This will allow you to write web pages that refer to those scripts rather than copies on your own site, reducing your bandwidth, but also leveraging the infrastructure capabilities of Google, such as their content distributed network (which means users would be served those files from a location much closer to them), properly compressed, minified, cacheable files, etc.
In addition, if your visitors have been to other sites using the same technique, they would not need to download the same libraries all over again, and with increasingly rich web sites, these files can get quite large.
So, if you use jQuery, you can use this in your web pages:
Of course, this is not for everyone, and it may be worth bearing in mind some concerns raised by Peter Michaux, who also provides a useful way to handle the scenario where you think access to Google from the user’s location might be restricted (e.g. blocked from a paranoid office!):
Still, it could be a useful technique to further improve the download/load performance for a number of sites.

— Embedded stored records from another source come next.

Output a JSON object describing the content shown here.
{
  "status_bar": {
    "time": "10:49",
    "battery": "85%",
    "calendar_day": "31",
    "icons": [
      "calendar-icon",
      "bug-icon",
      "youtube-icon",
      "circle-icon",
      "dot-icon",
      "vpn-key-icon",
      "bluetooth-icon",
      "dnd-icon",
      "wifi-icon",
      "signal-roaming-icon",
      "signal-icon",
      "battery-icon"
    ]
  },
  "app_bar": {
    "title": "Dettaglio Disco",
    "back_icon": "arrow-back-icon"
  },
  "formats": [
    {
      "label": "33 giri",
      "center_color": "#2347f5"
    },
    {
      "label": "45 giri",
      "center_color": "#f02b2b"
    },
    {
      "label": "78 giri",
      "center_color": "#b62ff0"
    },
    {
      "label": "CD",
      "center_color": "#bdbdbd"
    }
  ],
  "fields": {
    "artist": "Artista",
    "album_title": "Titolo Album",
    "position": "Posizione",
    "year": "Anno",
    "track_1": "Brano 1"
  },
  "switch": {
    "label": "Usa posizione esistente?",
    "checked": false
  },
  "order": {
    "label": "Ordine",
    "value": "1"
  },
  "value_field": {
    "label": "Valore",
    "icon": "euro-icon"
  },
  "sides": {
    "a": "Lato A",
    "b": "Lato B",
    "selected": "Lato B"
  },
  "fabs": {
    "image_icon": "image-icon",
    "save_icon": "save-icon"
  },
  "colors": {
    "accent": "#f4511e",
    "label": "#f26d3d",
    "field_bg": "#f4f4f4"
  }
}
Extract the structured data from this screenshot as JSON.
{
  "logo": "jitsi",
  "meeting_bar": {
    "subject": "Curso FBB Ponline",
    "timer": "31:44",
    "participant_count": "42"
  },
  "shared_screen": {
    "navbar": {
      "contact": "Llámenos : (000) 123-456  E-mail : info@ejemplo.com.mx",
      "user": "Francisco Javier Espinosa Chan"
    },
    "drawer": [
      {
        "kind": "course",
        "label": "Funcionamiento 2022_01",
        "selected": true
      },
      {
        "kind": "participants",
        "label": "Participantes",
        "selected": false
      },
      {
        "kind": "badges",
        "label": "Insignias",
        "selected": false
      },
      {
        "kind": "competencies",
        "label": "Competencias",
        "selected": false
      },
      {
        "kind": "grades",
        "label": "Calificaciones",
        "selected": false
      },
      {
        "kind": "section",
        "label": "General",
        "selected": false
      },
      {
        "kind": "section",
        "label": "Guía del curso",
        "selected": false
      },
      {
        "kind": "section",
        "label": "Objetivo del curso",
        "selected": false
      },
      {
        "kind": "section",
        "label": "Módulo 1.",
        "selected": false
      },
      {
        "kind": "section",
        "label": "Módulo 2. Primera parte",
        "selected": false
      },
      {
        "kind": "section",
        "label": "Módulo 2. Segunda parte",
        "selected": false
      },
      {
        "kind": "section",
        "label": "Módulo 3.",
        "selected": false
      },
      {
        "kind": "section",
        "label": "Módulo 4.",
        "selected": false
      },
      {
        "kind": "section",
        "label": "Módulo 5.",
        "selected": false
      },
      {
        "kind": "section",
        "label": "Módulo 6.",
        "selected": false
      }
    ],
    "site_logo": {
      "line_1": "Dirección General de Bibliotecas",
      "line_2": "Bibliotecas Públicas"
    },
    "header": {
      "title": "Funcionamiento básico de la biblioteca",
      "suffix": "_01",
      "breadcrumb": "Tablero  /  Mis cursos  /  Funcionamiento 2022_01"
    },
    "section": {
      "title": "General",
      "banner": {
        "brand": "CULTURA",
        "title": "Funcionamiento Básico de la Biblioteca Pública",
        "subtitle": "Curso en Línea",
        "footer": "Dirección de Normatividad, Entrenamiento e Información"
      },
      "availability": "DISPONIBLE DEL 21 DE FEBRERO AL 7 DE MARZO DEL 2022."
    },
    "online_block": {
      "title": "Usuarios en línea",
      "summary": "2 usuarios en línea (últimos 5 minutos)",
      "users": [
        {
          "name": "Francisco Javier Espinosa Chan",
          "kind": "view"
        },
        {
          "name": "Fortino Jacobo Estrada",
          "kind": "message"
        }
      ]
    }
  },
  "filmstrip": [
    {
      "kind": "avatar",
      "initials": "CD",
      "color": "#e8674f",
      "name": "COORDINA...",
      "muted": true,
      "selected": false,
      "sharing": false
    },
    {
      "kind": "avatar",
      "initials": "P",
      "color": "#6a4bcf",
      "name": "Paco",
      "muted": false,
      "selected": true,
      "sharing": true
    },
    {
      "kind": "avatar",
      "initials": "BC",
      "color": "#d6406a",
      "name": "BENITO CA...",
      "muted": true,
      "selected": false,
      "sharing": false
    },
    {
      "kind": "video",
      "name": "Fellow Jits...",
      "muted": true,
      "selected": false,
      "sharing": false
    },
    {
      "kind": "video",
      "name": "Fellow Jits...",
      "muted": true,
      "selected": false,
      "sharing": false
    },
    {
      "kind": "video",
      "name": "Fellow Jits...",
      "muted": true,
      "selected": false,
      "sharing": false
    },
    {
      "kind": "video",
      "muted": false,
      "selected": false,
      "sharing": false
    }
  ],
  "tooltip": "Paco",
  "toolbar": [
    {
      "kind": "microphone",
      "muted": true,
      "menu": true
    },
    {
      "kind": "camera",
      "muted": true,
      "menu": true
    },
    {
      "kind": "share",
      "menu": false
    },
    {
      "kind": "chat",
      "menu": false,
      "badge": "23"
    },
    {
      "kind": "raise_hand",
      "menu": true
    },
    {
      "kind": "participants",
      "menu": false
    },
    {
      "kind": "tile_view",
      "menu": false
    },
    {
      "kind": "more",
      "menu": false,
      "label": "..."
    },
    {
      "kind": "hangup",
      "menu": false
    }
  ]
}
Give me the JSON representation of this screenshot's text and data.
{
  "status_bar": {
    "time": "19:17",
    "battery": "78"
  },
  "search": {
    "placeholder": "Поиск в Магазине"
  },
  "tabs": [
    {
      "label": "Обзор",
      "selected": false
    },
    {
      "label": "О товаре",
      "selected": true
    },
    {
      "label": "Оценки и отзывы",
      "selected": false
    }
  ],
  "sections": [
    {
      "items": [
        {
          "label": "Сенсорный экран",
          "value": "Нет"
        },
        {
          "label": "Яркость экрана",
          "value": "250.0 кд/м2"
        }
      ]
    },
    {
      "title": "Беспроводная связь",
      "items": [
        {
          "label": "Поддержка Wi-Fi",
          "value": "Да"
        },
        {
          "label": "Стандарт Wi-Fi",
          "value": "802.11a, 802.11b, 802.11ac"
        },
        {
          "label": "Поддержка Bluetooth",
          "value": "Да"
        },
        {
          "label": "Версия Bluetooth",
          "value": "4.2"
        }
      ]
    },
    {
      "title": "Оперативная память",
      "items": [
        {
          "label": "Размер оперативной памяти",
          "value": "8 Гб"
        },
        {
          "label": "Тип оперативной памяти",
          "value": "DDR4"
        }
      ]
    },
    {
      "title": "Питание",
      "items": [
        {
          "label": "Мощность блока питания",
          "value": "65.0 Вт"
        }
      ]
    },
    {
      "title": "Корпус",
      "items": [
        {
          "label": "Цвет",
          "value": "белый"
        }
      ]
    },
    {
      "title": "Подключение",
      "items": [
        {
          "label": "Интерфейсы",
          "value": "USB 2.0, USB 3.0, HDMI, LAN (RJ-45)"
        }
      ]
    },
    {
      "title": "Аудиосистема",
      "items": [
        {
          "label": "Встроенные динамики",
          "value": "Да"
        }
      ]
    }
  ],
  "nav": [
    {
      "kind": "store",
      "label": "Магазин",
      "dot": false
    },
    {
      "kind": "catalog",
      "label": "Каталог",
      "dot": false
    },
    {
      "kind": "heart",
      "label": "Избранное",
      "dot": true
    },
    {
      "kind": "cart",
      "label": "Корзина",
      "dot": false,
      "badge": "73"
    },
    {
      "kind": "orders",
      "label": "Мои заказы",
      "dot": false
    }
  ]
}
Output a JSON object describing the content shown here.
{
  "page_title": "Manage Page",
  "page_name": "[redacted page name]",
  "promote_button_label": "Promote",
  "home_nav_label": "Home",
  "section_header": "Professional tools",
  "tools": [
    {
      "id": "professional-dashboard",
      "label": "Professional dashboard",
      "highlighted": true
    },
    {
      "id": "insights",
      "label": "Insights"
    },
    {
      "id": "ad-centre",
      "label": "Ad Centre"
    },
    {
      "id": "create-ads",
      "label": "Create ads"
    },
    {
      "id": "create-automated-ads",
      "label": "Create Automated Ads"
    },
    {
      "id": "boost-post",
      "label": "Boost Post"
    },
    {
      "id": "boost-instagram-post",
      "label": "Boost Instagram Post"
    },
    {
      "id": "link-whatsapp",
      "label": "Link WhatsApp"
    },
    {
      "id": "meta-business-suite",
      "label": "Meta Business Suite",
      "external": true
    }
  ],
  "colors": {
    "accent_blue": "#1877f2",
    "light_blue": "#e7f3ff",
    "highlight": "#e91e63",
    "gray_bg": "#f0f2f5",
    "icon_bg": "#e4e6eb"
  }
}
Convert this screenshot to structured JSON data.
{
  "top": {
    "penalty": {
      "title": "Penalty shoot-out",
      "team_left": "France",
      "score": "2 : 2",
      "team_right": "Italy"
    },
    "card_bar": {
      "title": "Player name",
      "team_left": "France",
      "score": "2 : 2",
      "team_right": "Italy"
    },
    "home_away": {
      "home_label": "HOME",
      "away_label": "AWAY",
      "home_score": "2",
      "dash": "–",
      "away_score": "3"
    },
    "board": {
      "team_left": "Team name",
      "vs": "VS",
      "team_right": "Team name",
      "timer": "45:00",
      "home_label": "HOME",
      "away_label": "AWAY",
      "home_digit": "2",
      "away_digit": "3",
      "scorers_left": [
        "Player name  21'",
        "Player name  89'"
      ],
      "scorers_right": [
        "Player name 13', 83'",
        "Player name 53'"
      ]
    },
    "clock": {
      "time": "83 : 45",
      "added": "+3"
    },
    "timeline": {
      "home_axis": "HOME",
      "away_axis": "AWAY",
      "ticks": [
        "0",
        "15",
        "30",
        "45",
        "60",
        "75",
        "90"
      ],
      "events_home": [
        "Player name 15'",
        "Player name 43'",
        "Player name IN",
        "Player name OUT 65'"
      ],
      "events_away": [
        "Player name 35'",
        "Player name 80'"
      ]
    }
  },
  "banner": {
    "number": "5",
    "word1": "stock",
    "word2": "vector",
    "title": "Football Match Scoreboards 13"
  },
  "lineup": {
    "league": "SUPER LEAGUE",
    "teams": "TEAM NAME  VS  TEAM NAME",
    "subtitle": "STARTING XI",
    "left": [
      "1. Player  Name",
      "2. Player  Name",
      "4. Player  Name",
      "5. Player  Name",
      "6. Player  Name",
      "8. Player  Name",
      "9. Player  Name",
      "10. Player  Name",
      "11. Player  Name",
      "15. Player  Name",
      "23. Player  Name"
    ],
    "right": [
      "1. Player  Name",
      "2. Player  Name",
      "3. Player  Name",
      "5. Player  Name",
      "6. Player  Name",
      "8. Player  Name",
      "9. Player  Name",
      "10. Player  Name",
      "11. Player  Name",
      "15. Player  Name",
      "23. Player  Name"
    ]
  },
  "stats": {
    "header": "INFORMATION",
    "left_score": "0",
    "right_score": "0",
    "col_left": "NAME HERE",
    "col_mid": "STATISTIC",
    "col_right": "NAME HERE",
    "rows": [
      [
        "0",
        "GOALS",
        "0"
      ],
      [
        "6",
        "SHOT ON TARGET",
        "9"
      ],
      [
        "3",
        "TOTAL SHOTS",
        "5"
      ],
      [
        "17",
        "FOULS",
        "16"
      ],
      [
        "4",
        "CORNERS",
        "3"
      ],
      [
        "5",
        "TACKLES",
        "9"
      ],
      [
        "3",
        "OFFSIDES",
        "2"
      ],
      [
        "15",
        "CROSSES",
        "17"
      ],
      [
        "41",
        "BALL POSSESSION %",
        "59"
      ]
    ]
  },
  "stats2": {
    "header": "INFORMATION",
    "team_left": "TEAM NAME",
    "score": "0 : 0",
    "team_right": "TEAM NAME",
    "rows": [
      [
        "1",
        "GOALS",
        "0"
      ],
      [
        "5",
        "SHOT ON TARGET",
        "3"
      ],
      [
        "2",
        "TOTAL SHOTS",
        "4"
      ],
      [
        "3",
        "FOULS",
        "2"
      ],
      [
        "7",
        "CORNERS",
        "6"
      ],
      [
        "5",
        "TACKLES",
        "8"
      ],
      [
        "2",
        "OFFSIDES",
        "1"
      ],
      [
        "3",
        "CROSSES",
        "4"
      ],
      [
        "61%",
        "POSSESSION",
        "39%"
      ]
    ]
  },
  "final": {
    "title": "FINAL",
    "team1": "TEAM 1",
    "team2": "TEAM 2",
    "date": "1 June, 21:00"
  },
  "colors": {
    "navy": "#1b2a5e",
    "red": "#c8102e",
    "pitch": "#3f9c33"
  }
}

A number of months back, Yahoo was the first to announce something like this when they said they would host their YUI library for you so it is good to see others getting into this.